2. Hanahan D, Weinberg RA. Hallmarks of cancer: the next generation. Cell 2011;144:646-74.DOIPubMed
3. Mirza MR, Pignata S, Ledermann JA. Latest clinical evidence and further development of PARP inhibitors in ovarian cancer. Ann Oncol 2018;29:1366-76.DOIPubMed
4. Schettini F, Giudici F, Bernocchi O, et al. Poly (ADP-ribose) polymerase inhibitors in solid tumours: Systematic review and meta-analysis. Eur J Cancer 2021;149:134-52.DOIPubMed
5. Tutt ANJ, Garber JE, Kaufman B, et al. OlympiA Clinical Trial Steering Committee and Investigators. Adjuvant Olaparib for patients with BRCA1- or BRCA2-mutated breast cancer. N Engl J Med 2021;384:2394-405.DOIPubMed
6. Carreira S, Porta N, Arce-Gallego S, et al. Biomarkers associating with PARP inhibitor benefit in prostate cancer in the TOPARP-B trial. Cancer Discov 2021; doi: 10.1158/2159-8290.CD-21-0007.DOIPubMed
7. Mateo J, Porta N, Bianchini D, et al. Olaparib in patients with metastatic castration-resistant prostate cancer with DNA repair gene aberrations (TOPARP-B): a multicentre, open-label, randomised, phase 2 trial. Lancet Oncol 2020;21:162-74.DOIPubMedPMC
8. Maughan BL, Antonarakis ES. Olaparib and rucaparib for the treatment of DNA repair-deficient metastatic castration-resistant prostate cancer. Expert Opin Pharmacother 2021:1-8.DOIPubMed
9. Cleary JM, Wolpin BM, Dougan SK, et al. Opportunities for utilization of DNA repair inhibitors in homologous recombination repair-deficient and proficient pancreatic adenocarcinoma. Clin Cancer Res 2021; doi: 10.1158/1078-0432.CCR-21-1367.DOIPubMed
10. Nickoloff JA, Taylor L, Sharma N, Kato TA. Exploiting DNA repair pathways for tumor sensitization, mitigation of resistance, and normal tissue protection in radiotherapy. Cancer Drug Resist 2021;4:244-63.DOIPubMedPMC
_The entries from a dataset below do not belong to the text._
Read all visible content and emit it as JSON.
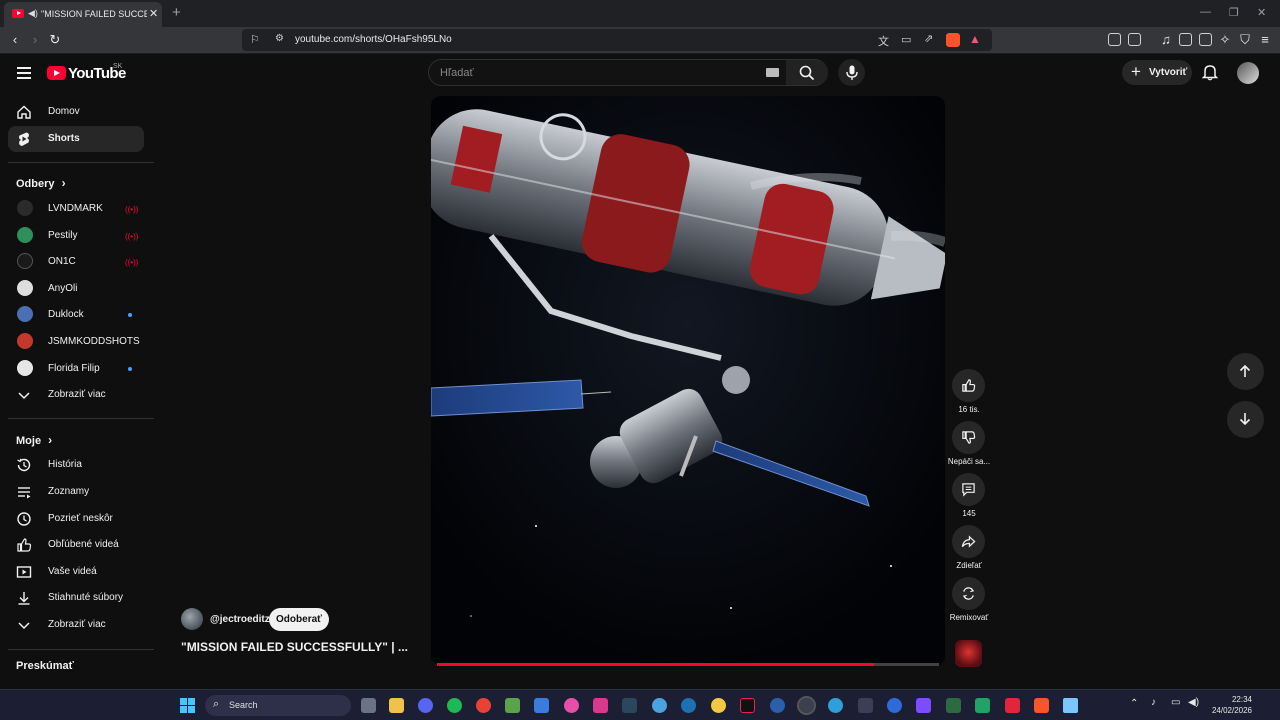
{
  "browser": {
    "tab_title": "\"MISSION FAILED SUCCESSFU",
    "url": "youtube.com/shorts/OHaFsh95LNo"
  },
  "header": {
    "logo_text": "YouTube",
    "region": "SK",
    "search_placeholder": "Hľadať",
    "create_label": "Vytvoriť"
  },
  "sidebar": {
    "main": [
      {
        "label": "Domov",
        "icon": "home-icon"
      },
      {
        "label": "Shorts",
        "icon": "shorts-icon"
      }
    ],
    "subscriptions_title": "Odbery",
    "subscriptions": [
      {
        "label": "LVNDMARK",
        "status": "live",
        "color": "#2b2b2b"
      },
      {
        "label": "Pestily",
        "status": "live",
        "color": "#2f8f5a"
      },
      {
        "label": "ON1C",
        "status": "live",
        "color": "#1a1a1a"
      },
      {
        "label": "AnyOli",
        "status": "none",
        "color": "#dddddd"
      },
      {
        "label": "Duklock",
        "status": "new",
        "color": "#4a6fb3"
      },
      {
        "label": "JSMMKODDSHOTS",
        "status": "none",
        "color": "#c0392b"
      },
      {
        "label": "Florida Filip",
        "status": "new",
        "color": "#e6e6e6"
      }
    ],
    "show_more": "Zobraziť viac",
    "you_title": "Moje",
    "you_items": [
      {
        "label": "História",
        "icon": "history-icon"
      },
      {
        "label": "Zoznamy",
        "icon": "playlists-icon"
      },
      {
        "label": "Pozrieť neskôr",
        "icon": "watch-later-icon"
      },
      {
        "label": "Obľúbené videá",
        "icon": "liked-icon"
      },
      {
        "label": "Vaše videá",
        "icon": "your-videos-icon"
      },
      {
        "label": "Stiahnuté súbory",
        "icon": "downloads-icon"
      }
    ],
    "show_more_2": "Zobraziť viac",
    "explore_title": "Preskúmať"
  },
  "short": {
    "channel": "@jectroeditz",
    "subscribe_label": "Odoberať",
    "title": "\"MISSION FAILED SUCCESSFULLY\" | ...",
    "progress": 0.87
  },
  "actions": {
    "likes": "16 tis.",
    "dislike": "Nepáči sa...",
    "comments": "145",
    "share": "Zdieľať",
    "remix": "Remixovať"
  },
  "taskbar": {
    "search_label": "Search",
    "time": "22:34",
    "date": "24/02/2026"
  }
}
11. Gutierrez R, O’Connor TR. DNA direct reversal repair and alkylating agent drug resistance. Cancer Drug Resist 2021;4:414-23.DOI
12. Saliba AN, John AJ, Kaufmann SH. Resistance to venetoclax and hypomethylating agents in acute myeloid leukemia. Cancer Drug Resist 2021;4:125-42.DOIPubMedPMC
13. Lee KJ, Wright G, Bryant H, Wiggins LA, Schuler M, Gassman NR. EGFR signaling promotes resistance to CHK1 inhibitor prexasertib in triple negative breast cancer. Cancer Drug Resist 2020;3:980-91.DOI
14. Zeng L, Beggs RR, Cooper TS, Weaver AN, Yang ES. Combining Chk1/2 inhibition with cetuximab and radiation enhances in vitro and in vivo cytotoxicity in head and neck squamous cell carcinoma. Mol Cancer Ther 2017;16:591-600.DOIPubMedPMC
15. Yang ES, Deutsch E, Mehmet A, et al. A Phase 1b trial of prexasertib in combination with chemoradiation in patients with locally advanced head and neck squamous cell carcinoma. Radiother Oncol 2021;157:203-9.DOIPubMed
16. Juhlin CC. Aberrant DNA repair as a potential contributor for the clonal evolution in subsets of anaplastic thyroid carcinomas arising through dedifferentiation: implications for future therapeutic algorithms? Cancer Drug Resist 2020;3:992-1000.DOI
17. Fabbrizi MR, Parsons JL. Radiotherapy and the cellular DNA damage response: current and future perspectives on head and neck cancer treatment. Cancer Drug Resist 2020;3:775-790.DOI
18. Liu YL, Selenica P, Zhou Q, et al. BRCA mutations, homologous DNA repair deficiency, tumor mutational burden, and response to immune checkpoint inhibition in recurrent ovarian cancer. JCO Precis Oncol 2020;4:665-79.DOIPubMedPMC
19. Morand S, Stanbery L, Walter A, Rocconi RP, Nemunaitis J. BRCA1/2 mutation status impact on autophagy and immune response: unheralded target. JNCI Cancer Spectr 2020;4:pkaa077.DOIPubMedPMC
20. Peyraud F, Italiano A. Combined PARP inhibition and immune checkpoint therapy in solid tumors. Cancers (Basel) 2020;12:1502.DOIPubMedPMC
van Waardenburg RCAM, Yang ES. Targeting DNA repair pathways to overcome cancer drug resistance. Cancer Drug Resist 2021;4:837-841. http://dx.doi.org/10.20517/cdr.2021.80
Full-Text Views Each Month
PDF Downloads Each Month